* **WHAT YOU NEED TO DO**
Find every line below with the word "classes" in it, and copy each one.

### ENTRIES PROVIDED ###

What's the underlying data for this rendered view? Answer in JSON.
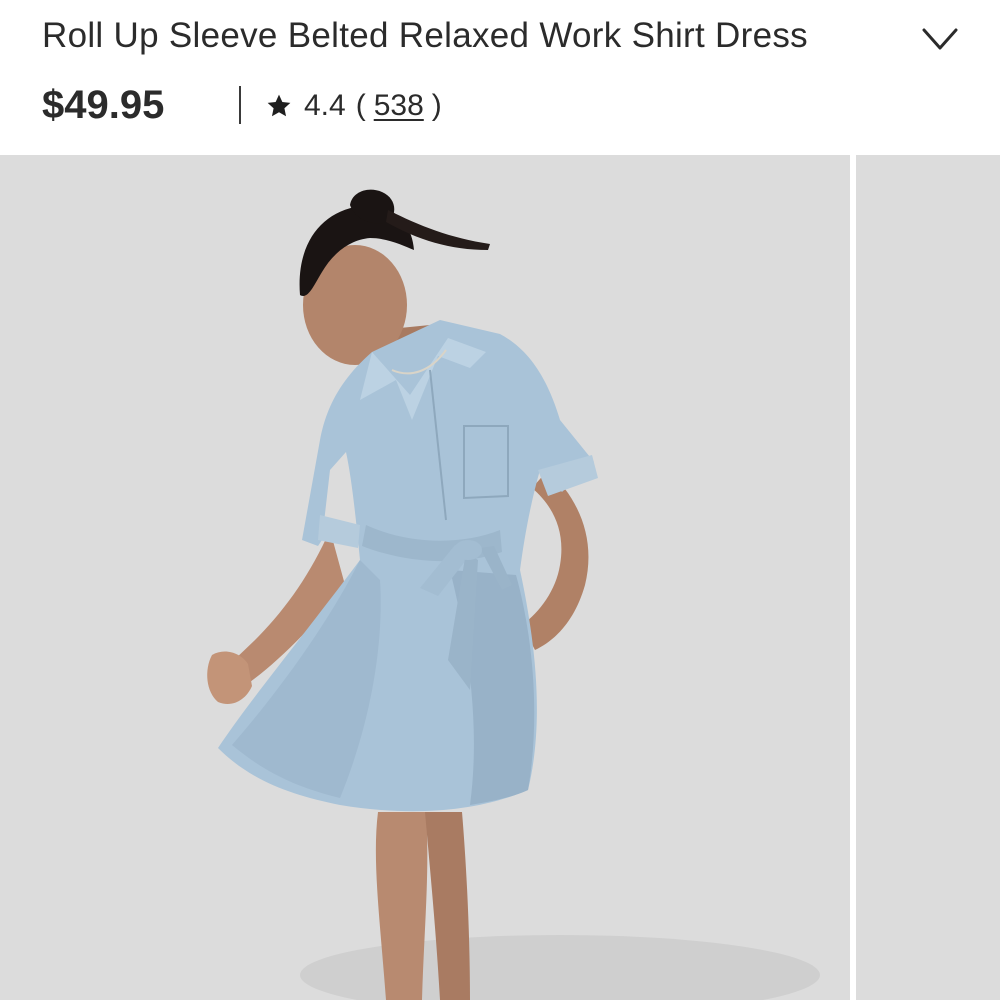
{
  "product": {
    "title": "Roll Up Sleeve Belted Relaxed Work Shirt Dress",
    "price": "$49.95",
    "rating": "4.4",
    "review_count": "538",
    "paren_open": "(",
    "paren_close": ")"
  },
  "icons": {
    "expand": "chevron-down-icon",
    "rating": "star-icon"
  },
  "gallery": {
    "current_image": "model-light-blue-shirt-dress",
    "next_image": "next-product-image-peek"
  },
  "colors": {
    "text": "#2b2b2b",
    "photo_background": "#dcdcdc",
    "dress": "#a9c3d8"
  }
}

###
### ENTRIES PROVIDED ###

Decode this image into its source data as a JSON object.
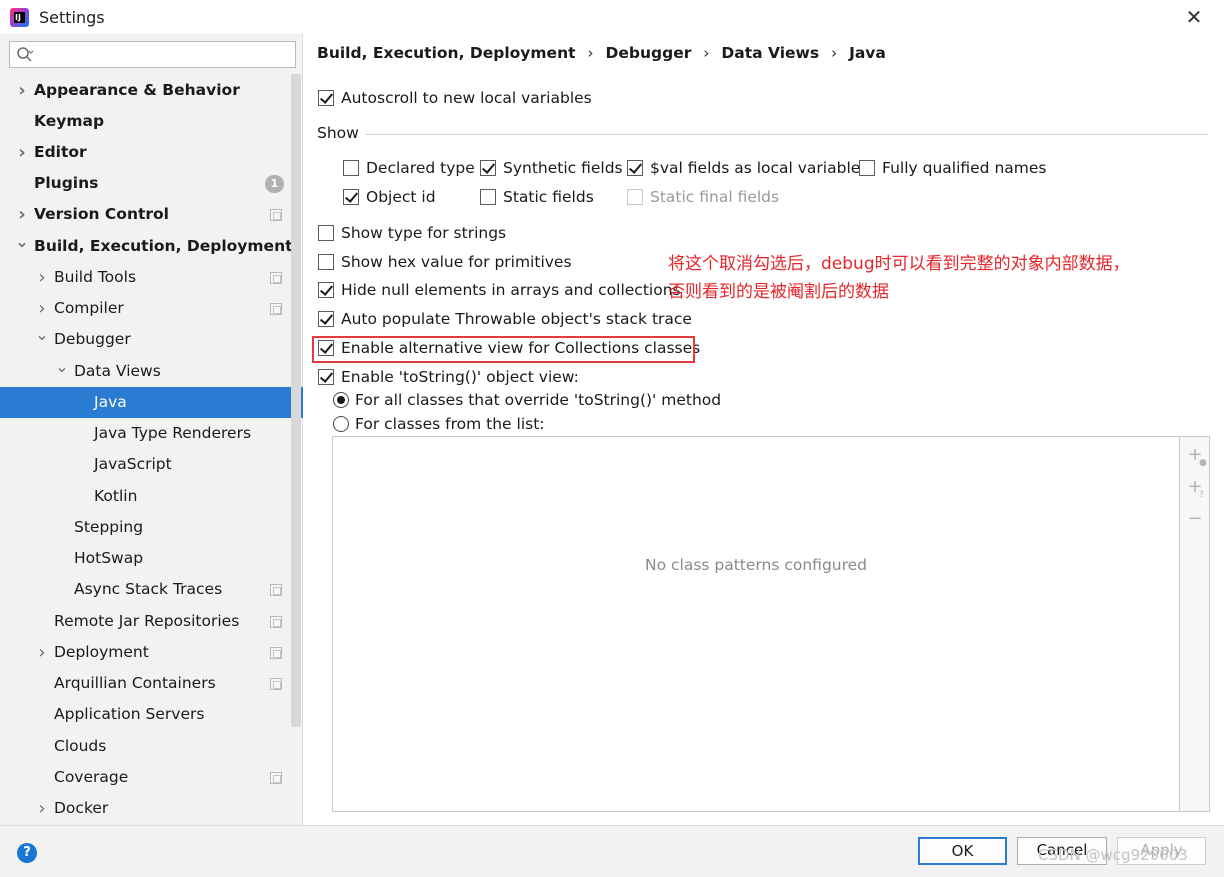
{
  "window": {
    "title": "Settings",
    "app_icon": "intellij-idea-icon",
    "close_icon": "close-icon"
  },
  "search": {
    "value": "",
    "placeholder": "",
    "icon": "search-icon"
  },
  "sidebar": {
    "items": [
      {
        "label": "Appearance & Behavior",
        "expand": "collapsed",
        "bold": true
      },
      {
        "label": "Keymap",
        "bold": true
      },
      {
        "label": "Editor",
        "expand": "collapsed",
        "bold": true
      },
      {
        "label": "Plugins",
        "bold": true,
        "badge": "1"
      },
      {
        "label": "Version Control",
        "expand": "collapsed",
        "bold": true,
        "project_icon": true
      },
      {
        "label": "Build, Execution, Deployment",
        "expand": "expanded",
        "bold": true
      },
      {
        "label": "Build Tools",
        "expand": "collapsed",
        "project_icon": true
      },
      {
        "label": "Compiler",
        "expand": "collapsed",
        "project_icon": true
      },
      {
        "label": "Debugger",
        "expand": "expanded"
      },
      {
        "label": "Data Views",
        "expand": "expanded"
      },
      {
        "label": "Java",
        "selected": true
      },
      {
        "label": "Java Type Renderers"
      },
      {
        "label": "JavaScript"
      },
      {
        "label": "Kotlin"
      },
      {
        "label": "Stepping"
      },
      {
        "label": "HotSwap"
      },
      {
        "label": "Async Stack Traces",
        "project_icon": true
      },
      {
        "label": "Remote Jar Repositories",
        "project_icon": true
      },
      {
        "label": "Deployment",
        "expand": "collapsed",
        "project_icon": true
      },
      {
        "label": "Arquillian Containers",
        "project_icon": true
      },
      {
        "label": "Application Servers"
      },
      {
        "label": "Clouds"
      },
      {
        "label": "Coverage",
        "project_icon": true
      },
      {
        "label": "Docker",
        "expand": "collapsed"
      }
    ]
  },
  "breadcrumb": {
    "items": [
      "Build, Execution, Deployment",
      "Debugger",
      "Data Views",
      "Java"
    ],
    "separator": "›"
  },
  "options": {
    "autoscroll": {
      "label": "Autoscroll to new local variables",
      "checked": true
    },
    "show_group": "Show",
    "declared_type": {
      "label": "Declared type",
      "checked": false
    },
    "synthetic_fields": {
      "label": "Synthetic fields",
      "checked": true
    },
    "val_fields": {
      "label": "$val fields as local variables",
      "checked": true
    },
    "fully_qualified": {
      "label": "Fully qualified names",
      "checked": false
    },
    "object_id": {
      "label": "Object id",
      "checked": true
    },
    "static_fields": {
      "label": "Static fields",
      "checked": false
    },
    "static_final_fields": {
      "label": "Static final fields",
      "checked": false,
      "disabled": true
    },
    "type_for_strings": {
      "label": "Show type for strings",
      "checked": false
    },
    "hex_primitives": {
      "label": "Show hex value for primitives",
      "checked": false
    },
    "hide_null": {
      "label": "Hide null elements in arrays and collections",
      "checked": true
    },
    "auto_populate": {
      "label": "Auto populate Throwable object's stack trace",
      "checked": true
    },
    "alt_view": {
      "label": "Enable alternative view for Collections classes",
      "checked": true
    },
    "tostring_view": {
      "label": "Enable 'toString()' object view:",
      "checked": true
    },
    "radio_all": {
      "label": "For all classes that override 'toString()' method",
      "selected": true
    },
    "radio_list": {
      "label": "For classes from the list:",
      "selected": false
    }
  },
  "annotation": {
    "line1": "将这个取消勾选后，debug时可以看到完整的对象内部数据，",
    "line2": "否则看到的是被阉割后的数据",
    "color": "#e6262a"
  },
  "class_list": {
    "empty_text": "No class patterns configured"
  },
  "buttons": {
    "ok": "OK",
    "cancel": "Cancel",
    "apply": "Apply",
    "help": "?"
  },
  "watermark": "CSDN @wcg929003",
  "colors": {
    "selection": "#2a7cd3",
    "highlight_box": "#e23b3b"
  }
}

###
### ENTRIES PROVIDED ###

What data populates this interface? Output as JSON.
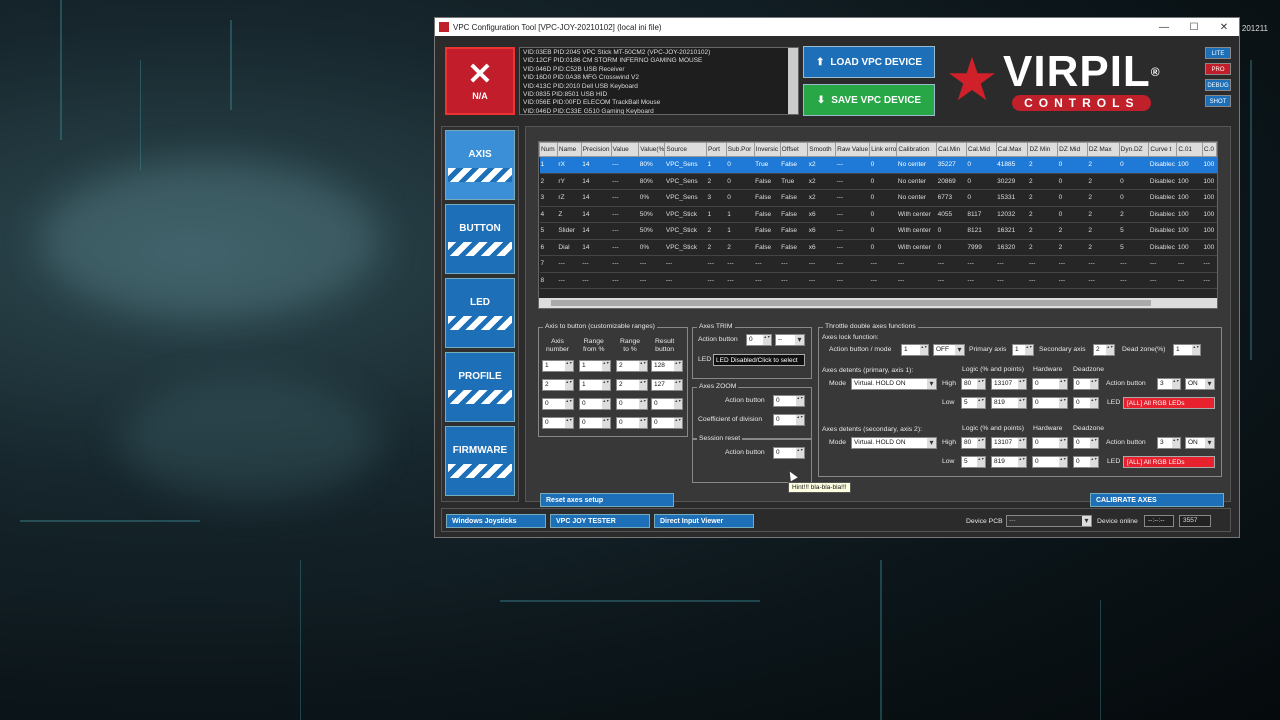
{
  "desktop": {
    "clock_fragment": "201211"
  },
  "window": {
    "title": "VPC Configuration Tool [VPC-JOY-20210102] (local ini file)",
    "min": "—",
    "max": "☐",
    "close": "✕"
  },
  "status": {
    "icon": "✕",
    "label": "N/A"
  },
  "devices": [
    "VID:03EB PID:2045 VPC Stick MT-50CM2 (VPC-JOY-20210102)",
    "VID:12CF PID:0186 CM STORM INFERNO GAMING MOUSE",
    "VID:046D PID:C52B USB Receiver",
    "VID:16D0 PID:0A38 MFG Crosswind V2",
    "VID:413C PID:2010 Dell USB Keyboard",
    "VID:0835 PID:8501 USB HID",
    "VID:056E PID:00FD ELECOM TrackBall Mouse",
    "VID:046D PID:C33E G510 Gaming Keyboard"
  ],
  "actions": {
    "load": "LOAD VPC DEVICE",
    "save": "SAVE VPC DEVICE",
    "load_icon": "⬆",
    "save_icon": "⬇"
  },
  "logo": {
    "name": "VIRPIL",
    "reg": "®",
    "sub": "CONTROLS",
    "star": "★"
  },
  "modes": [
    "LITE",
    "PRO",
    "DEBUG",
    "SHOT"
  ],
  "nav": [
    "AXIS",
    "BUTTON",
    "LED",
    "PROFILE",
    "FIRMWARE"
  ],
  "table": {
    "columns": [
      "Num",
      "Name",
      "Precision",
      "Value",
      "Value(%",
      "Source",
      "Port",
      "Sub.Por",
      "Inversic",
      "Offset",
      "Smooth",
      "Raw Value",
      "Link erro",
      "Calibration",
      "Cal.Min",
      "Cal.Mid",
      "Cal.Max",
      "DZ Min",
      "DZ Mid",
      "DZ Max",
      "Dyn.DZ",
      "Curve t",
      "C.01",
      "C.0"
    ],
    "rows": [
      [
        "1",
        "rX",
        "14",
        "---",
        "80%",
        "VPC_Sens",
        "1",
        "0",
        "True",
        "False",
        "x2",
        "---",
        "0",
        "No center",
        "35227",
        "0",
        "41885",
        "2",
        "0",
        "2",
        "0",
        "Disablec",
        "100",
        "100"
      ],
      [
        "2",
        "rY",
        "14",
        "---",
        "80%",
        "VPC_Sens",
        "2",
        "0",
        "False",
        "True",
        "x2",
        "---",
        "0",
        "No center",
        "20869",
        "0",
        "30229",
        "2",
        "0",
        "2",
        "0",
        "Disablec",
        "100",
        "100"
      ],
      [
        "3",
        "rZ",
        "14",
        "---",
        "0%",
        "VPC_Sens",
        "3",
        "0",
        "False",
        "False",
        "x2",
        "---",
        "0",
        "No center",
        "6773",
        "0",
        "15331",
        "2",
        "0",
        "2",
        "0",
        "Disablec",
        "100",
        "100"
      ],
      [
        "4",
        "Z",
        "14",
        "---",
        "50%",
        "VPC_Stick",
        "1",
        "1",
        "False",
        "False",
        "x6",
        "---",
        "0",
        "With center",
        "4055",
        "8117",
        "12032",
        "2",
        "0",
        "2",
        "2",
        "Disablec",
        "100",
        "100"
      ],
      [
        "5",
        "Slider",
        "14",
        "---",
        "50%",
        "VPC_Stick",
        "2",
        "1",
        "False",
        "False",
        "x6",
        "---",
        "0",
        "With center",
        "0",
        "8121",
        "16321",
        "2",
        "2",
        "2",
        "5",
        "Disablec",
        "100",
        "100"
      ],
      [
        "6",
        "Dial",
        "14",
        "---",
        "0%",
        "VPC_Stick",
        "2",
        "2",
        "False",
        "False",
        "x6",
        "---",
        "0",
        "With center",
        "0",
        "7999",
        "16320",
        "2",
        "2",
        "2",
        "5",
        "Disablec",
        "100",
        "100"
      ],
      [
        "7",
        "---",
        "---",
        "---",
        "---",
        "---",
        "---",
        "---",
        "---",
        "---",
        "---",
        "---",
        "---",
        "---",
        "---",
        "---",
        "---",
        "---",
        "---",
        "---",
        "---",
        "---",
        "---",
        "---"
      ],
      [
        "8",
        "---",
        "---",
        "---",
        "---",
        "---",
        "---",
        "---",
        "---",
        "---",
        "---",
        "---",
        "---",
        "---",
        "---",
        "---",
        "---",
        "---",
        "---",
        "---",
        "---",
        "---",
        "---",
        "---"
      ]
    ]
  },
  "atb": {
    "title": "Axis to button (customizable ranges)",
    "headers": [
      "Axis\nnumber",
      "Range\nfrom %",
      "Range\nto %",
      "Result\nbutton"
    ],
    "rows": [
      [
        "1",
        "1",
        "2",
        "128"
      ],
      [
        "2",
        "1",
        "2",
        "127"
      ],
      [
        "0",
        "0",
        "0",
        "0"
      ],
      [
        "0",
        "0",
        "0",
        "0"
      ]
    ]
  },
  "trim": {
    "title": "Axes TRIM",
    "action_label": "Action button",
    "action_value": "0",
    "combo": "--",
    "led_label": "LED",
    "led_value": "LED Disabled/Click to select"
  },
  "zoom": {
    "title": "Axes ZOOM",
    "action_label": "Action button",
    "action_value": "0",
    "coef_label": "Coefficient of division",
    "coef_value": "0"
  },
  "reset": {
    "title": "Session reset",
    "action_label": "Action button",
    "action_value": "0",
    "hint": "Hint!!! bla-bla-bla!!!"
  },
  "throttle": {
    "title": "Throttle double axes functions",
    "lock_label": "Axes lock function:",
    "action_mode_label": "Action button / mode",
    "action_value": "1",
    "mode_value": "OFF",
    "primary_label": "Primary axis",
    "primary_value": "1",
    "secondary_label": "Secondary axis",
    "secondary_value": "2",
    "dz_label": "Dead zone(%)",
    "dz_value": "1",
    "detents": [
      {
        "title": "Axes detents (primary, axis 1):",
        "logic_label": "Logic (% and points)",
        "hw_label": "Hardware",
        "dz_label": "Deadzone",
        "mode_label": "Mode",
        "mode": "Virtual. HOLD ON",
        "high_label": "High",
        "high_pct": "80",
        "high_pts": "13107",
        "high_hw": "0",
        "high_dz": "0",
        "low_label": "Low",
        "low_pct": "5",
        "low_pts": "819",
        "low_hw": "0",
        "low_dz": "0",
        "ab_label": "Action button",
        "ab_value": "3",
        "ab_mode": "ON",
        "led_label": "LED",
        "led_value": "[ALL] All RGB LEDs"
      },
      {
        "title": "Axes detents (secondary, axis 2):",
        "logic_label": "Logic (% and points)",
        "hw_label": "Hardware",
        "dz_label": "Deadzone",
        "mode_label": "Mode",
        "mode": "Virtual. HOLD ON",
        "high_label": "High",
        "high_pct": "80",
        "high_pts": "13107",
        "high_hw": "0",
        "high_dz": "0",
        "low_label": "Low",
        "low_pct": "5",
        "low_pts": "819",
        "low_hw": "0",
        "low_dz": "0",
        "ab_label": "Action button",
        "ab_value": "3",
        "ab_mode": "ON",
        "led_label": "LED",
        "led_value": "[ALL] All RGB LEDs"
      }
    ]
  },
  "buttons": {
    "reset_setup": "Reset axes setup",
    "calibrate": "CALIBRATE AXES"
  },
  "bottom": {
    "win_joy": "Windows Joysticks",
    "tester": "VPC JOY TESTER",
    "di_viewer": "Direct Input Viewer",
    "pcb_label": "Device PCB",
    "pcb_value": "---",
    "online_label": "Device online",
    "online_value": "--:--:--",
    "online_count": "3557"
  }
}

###

* **THE COMPLETED TASK**
      "label": "Enable alternative view for Collections classes",
      "label": "For all classes that override 'toString()' method",
      "label": "For classes from the list:",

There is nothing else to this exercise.